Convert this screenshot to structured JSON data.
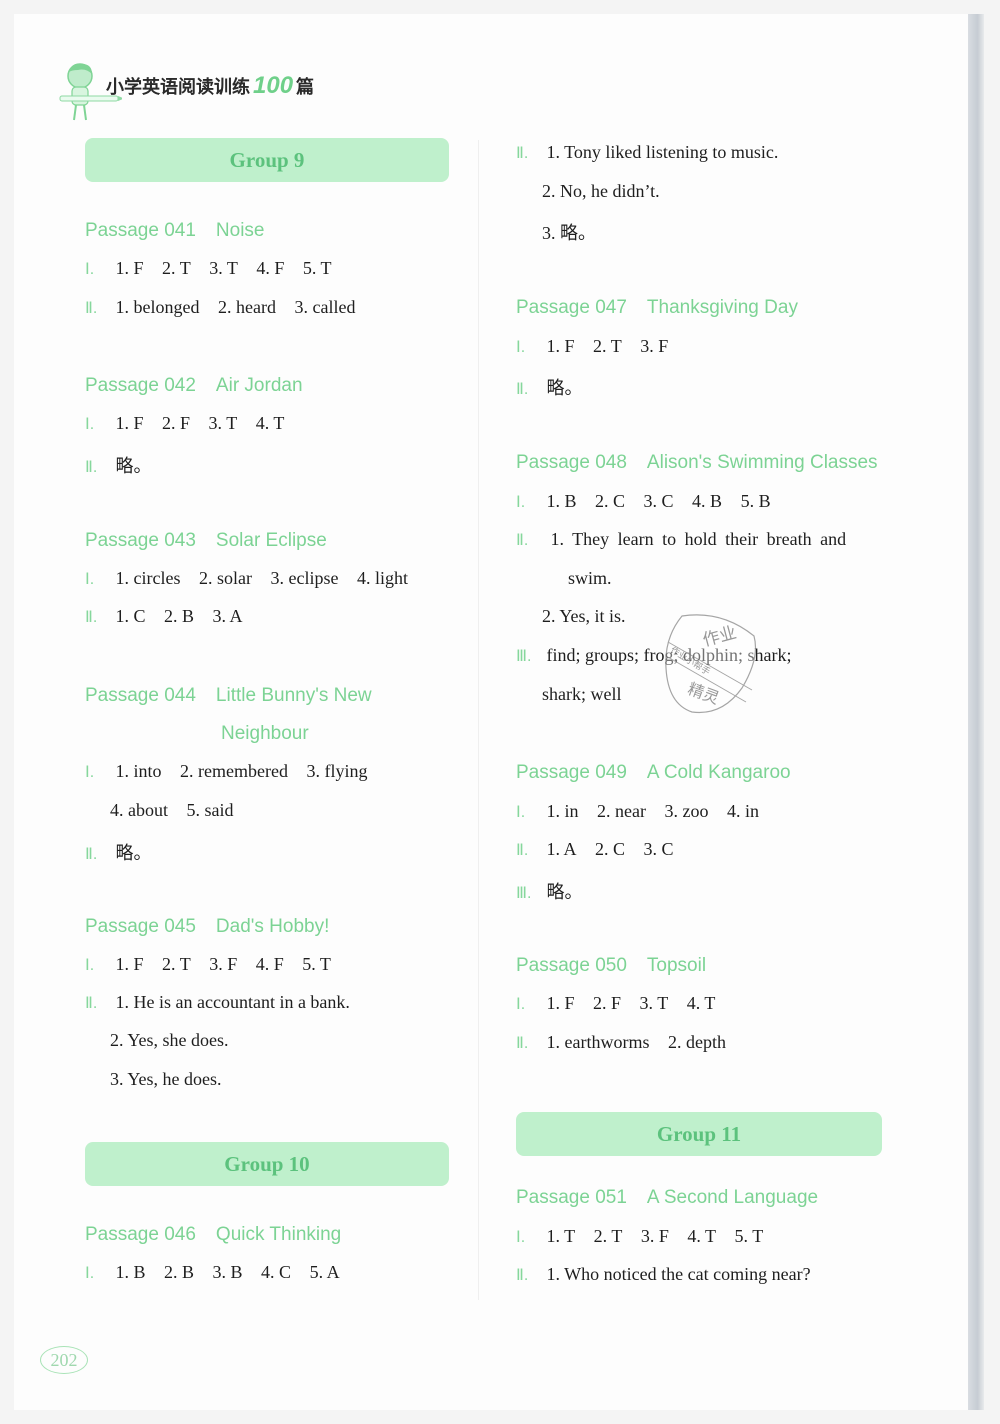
{
  "header": {
    "title_cn": "小学英语阅读训练",
    "title_num": "100",
    "title_suffix": "篇"
  },
  "page_number": "202",
  "stamp_text": {
    "main_top": "作业",
    "main_bottom": "精灵",
    "side": "作业小帮手"
  },
  "left_column": {
    "group_9": "Group 9",
    "p041": {
      "num": "Passage 041",
      "name": "Noise",
      "I": {
        "label": "Ⅰ.",
        "answers": [
          "1. F",
          "2. T",
          "3. T",
          "4. F",
          "5. T"
        ]
      },
      "II": {
        "label": "Ⅱ.",
        "answers": [
          "1. belonged",
          "2. heard",
          "3. called"
        ]
      }
    },
    "p042": {
      "num": "Passage 042",
      "name": "Air Jordan",
      "I": {
        "label": "Ⅰ.",
        "answers": [
          "1. F",
          "2. F",
          "3. T",
          "4. T"
        ]
      },
      "II": {
        "label": "Ⅱ.",
        "text": "略。"
      }
    },
    "p043": {
      "num": "Passage 043",
      "name": "Solar Eclipse",
      "I": {
        "label": "Ⅰ.",
        "answers": [
          "1. circles",
          "2. solar",
          "3. eclipse",
          "4. light"
        ]
      },
      "II": {
        "label": "Ⅱ.",
        "answers": [
          "1. C",
          "2. B",
          "3. A"
        ]
      }
    },
    "p044": {
      "num": "Passage 044",
      "name_line1": "Little Bunny's New",
      "name_line2": "Neighbour",
      "I": {
        "label": "Ⅰ.",
        "answers_line1": [
          "1. into",
          "2. remembered",
          "3. flying"
        ],
        "answers_line2": [
          "4. about",
          "5. said"
        ]
      },
      "II": {
        "label": "Ⅱ.",
        "text": "略。"
      }
    },
    "p045": {
      "num": "Passage 045",
      "name": "Dad's Hobby!",
      "I": {
        "label": "Ⅰ.",
        "answers": [
          "1. F",
          "2. T",
          "3. F",
          "4. F",
          "5. T"
        ]
      },
      "II": {
        "label": "Ⅱ.",
        "lines": [
          "1. He is an accountant in a bank.",
          "2. Yes, she does.",
          "3. Yes, he does."
        ]
      }
    },
    "group_10": "Group 10",
    "p046": {
      "num": "Passage 046",
      "name": "Quick Thinking",
      "I": {
        "label": "Ⅰ.",
        "answers": [
          "1. B",
          "2. B",
          "3. B",
          "4. C",
          "5. A"
        ]
      }
    }
  },
  "right_column": {
    "p046_cont": {
      "II": {
        "label": "Ⅱ.",
        "lines": [
          "1. Tony liked listening to music.",
          "2. No, he didn’t.",
          "3. 略。"
        ]
      }
    },
    "p047": {
      "num": "Passage 047",
      "name": "Thanksgiving Day",
      "I": {
        "label": "Ⅰ.",
        "answers": [
          "1. F",
          "2. T",
          "3. F"
        ]
      },
      "II": {
        "label": "Ⅱ.",
        "text": "略。"
      }
    },
    "p048": {
      "num": "Passage 048",
      "name": "Alison's Swimming Classes",
      "I": {
        "label": "Ⅰ.",
        "answers": [
          "1. B",
          "2. C",
          "3. C",
          "4. B",
          "5. B"
        ]
      },
      "II": {
        "label": "Ⅱ.",
        "lines": [
          "1. They learn to hold their breath and",
          "swim.",
          "2. Yes, it is."
        ]
      },
      "III": {
        "label": "Ⅲ.",
        "line1": "find; groups; frog; dolphin; shark;",
        "line2": "shark; well"
      }
    },
    "p049": {
      "num": "Passage 049",
      "name": "A Cold Kangaroo",
      "I": {
        "label": "Ⅰ.",
        "answers": [
          "1. in",
          "2. near",
          "3. zoo",
          "4. in"
        ]
      },
      "II": {
        "label": "Ⅱ.",
        "answers": [
          "1. A",
          "2. C",
          "3. C"
        ]
      },
      "III": {
        "label": "Ⅲ.",
        "text": "略。"
      }
    },
    "p050": {
      "num": "Passage 050",
      "name": "Topsoil",
      "I": {
        "label": "Ⅰ.",
        "answers": [
          "1. F",
          "2. F",
          "3. T",
          "4. T"
        ]
      },
      "II": {
        "label": "Ⅱ.",
        "answers": [
          "1. earthworms",
          "2. depth"
        ]
      }
    },
    "group_11": "Group 11",
    "p051": {
      "num": "Passage 051",
      "name": "A Second Language",
      "I": {
        "label": "Ⅰ.",
        "answers": [
          "1. T",
          "2. T",
          "3. F",
          "4. T",
          "5. T"
        ]
      },
      "II": {
        "label": "Ⅱ.",
        "lines": [
          "1. Who noticed the cat coming near?"
        ]
      }
    }
  }
}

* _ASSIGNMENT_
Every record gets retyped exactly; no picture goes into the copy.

* _RESPONSE TO THE TASK_
Convert this screenshot to structured JSON data.
{
  "header": {
    "title_cn": "小学英语阅读训练",
    "title_num": "100",
    "title_suffix": "篇"
  },
  "page_number": "202",
  "stamp_text": {
    "main_top": "作业",
    "main_bottom": "精灵",
    "side": "作业小帮手"
  },
  "left_column": {
    "group_9": "Group 9",
    "p041": {
      "num": "Passage 041",
      "name": "Noise",
      "I": {
        "label": "Ⅰ.",
        "answers": [
          "1. F",
          "2. T",
          "3. T",
          "4. F",
          "5. T"
        ]
      },
      "II": {
        "label": "Ⅱ.",
        "answers": [
          "1. belonged",
          "2. heard",
          "3. called"
        ]
      }
    },
    "p042": {
      "num": "Passage 042",
      "name": "Air Jordan",
      "I": {
        "label": "Ⅰ.",
        "answers": [
          "1. F",
          "2. F",
          "3. T",
          "4. T"
        ]
      },
      "II": {
        "label": "Ⅱ.",
        "text": "略。"
      }
    },
    "p043": {
      "num": "Passage 043",
      "name": "Solar Eclipse",
      "I": {
        "label": "Ⅰ.",
        "answers": [
          "1. circles",
          "2. solar",
          "3. eclipse",
          "4. light"
        ]
      },
      "II": {
        "label": "Ⅱ.",
        "answers": [
          "1. C",
          "2. B",
          "3. A"
        ]
      }
    },
    "p044": {
      "num": "Passage 044",
      "name_line1": "Little Bunny's New",
      "name_line2": "Neighbour",
      "I": {
        "label": "Ⅰ.",
        "answers_line1": [
          "1. into",
          "2. remembered",
          "3. flying"
        ],
        "answers_line2": [
          "4. about",
          "5. said"
        ]
      },
      "II": {
        "label": "Ⅱ.",
        "text": "略。"
      }
    },
    "p045": {
      "num": "Passage 045",
      "name": "Dad's Hobby!",
      "I": {
        "label": "Ⅰ.",
        "answers": [
          "1. F",
          "2. T",
          "3. F",
          "4. F",
          "5. T"
        ]
      },
      "II": {
        "label": "Ⅱ.",
        "lines": [
          "1. He is an accountant in a bank.",
          "2. Yes, she does.",
          "3. Yes, he does."
        ]
      }
    },
    "group_10": "Group 10",
    "p046": {
      "num": "Passage 046",
      "name": "Quick Thinking",
      "I": {
        "label": "Ⅰ.",
        "answers": [
          "1. B",
          "2. B",
          "3. B",
          "4. C",
          "5. A"
        ]
      }
    }
  },
  "right_column": {
    "p046_cont": {
      "II": {
        "label": "Ⅱ.",
        "lines": [
          "1. Tony liked listening to music.",
          "2. No, he didn’t.",
          "3. 略。"
        ]
      }
    },
    "p047": {
      "num": "Passage 047",
      "name": "Thanksgiving Day",
      "I": {
        "label": "Ⅰ.",
        "answers": [
          "1. F",
          "2. T",
          "3. F"
        ]
      },
      "II": {
        "label": "Ⅱ.",
        "text": "略。"
      }
    },
    "p048": {
      "num": "Passage 048",
      "name": "Alison's Swimming Classes",
      "I": {
        "label": "Ⅰ.",
        "answers": [
          "1. B",
          "2. C",
          "3. C",
          "4. B",
          "5. B"
        ]
      },
      "II": {
        "label": "Ⅱ.",
        "lines": [
          "1. They learn to hold their breath and",
          "swim.",
          "2. Yes, it is."
        ]
      },
      "III": {
        "label": "Ⅲ.",
        "line1": "find; groups; frog; dolphin; shark;",
        "line2": "shark; well"
      }
    },
    "p049": {
      "num": "Passage 049",
      "name": "A Cold Kangaroo",
      "I": {
        "label": "Ⅰ.",
        "answers": [
          "1. in",
          "2. near",
          "3. zoo",
          "4. in"
        ]
      },
      "II": {
        "label": "Ⅱ.",
        "answers": [
          "1. A",
          "2. C",
          "3. C"
        ]
      },
      "III": {
        "label": "Ⅲ.",
        "text": "略。"
      }
    },
    "p050": {
      "num": "Passage 050",
      "name": "Topsoil",
      "I": {
        "label": "Ⅰ.",
        "answers": [
          "1. F",
          "2. F",
          "3. T",
          "4. T"
        ]
      },
      "II": {
        "label": "Ⅱ.",
        "answers": [
          "1. earthworms",
          "2. depth"
        ]
      }
    },
    "group_11": "Group 11",
    "p051": {
      "num": "Passage 051",
      "name": "A Second Language",
      "I": {
        "label": "Ⅰ.",
        "answers": [
          "1. T",
          "2. T",
          "3. F",
          "4. T",
          "5. T"
        ]
      },
      "II": {
        "label": "Ⅱ.",
        "lines": [
          "1. Who noticed the cat coming near?"
        ]
      }
    }
  }
}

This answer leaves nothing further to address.